Then there is the small matter of the Indianapolis 500. Just six weeks after the controversial '89 race at Long Beach, Fittipaldi put Unser into the Turn 3 wall as they fought for the win with just over a lap to go. Five years later, Fittipaldi crashed out of the Indy 500 while leading, handing the victory to Unser, who was then his teammate at Penske Racing.
"It all came back around, no doubt about it," Unser said with a chuckle. "If you're being too aggressive and taking people out, at races in the future, it's going to come back to you. Emerson took me out at Indy in '89, but it all came back around in '94. I ended up in the wall in '89, Emerson ended up in the wall in '94.
"I remember going back around after the race in a pace car with my dad in '94," Unser continued. "We came around Turn 4 and I pointed out, 'That's where Emerson hit.' And my dad looked at me and said, 'See, it comes back around!' That's the good thing about racing -- there's always more races and God is a part of our sport."
With the benefit of hindsight, Unser says he would have handled the last dozen laps of that 1989 race in Long Beach in a very different manner.
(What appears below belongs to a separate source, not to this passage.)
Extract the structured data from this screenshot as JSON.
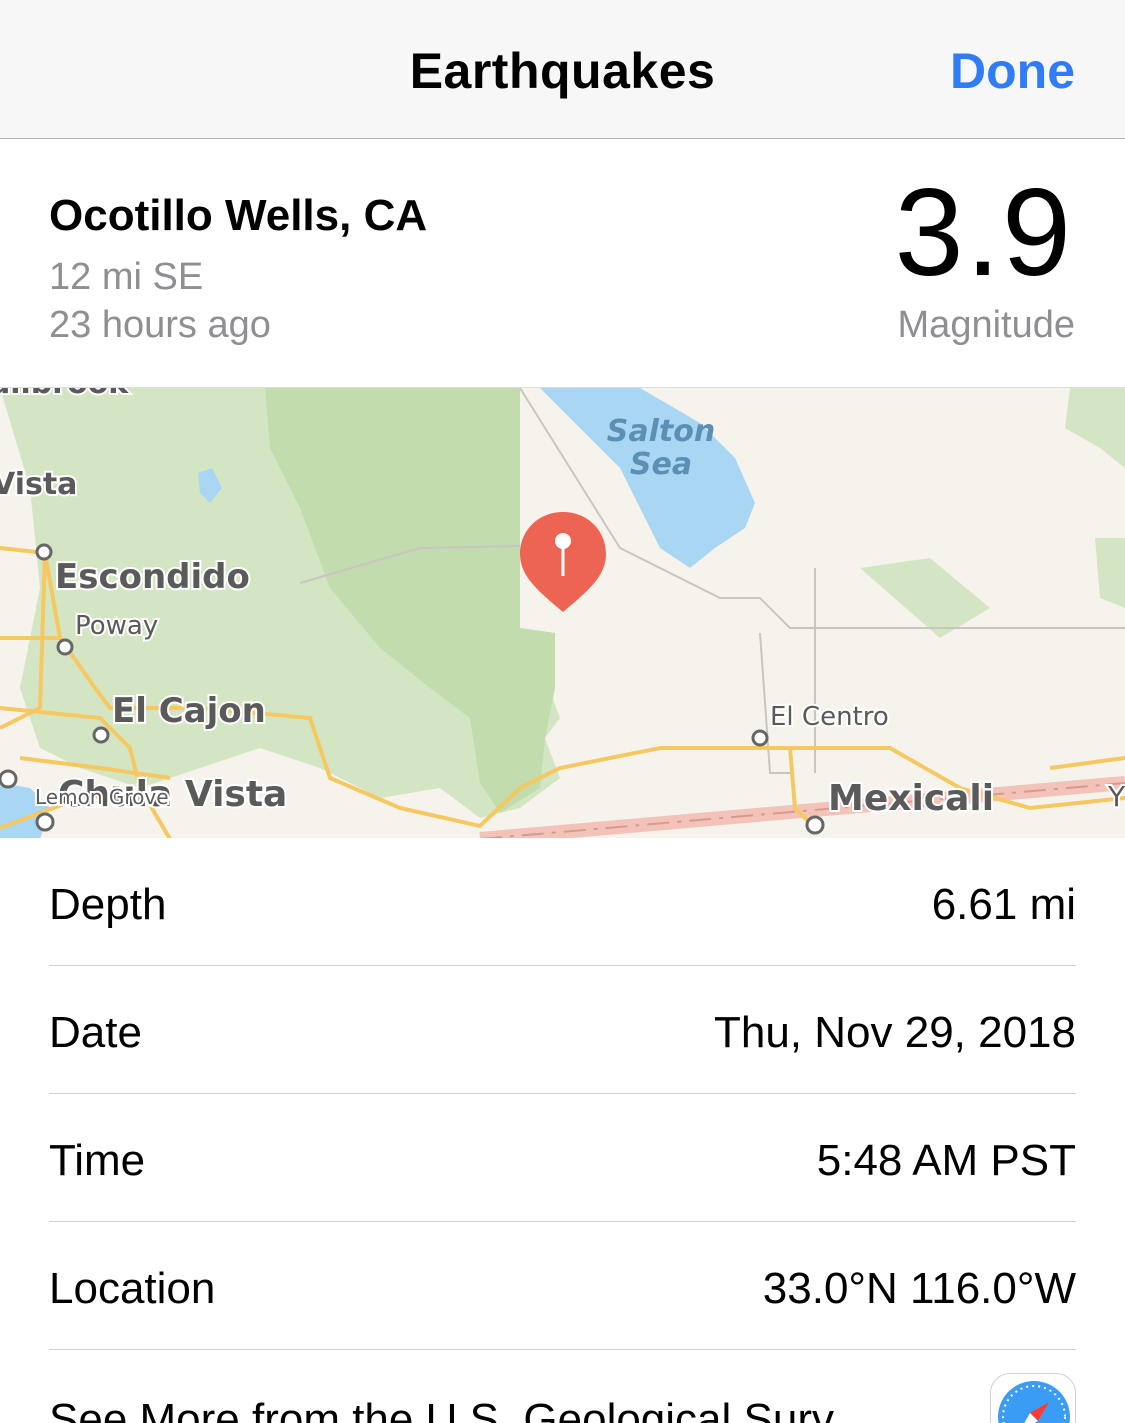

And within a couple of years, he truly took over Andretti's crown as "King of the Beach." He went on to win the classic street race again -- fair and square -- in 1990, '91, '94 and '95.
"We came back in the next few years and really worked hard on doing things right," Unser said. "There were good times there -- I truly enjoyed it."
Eventually, so did the Long Beach fans. And when Unser returns to Southern California this weekend, he'll be in search of his seventh Long Beach victory -- behind the wheel of a Scion coupe in the annual Toyota Pro/Celebrity Race.
Don't bet against him.
John Oreovicz covers open-wheel racing for National Speed Sport News and ESPN.com.
No one felt worse than Mario Andretti after Al Unser Jr. punted him with 12 laps to go to win the 1989 Toyota Grand Prix of Long Beach. Except maybe Unser.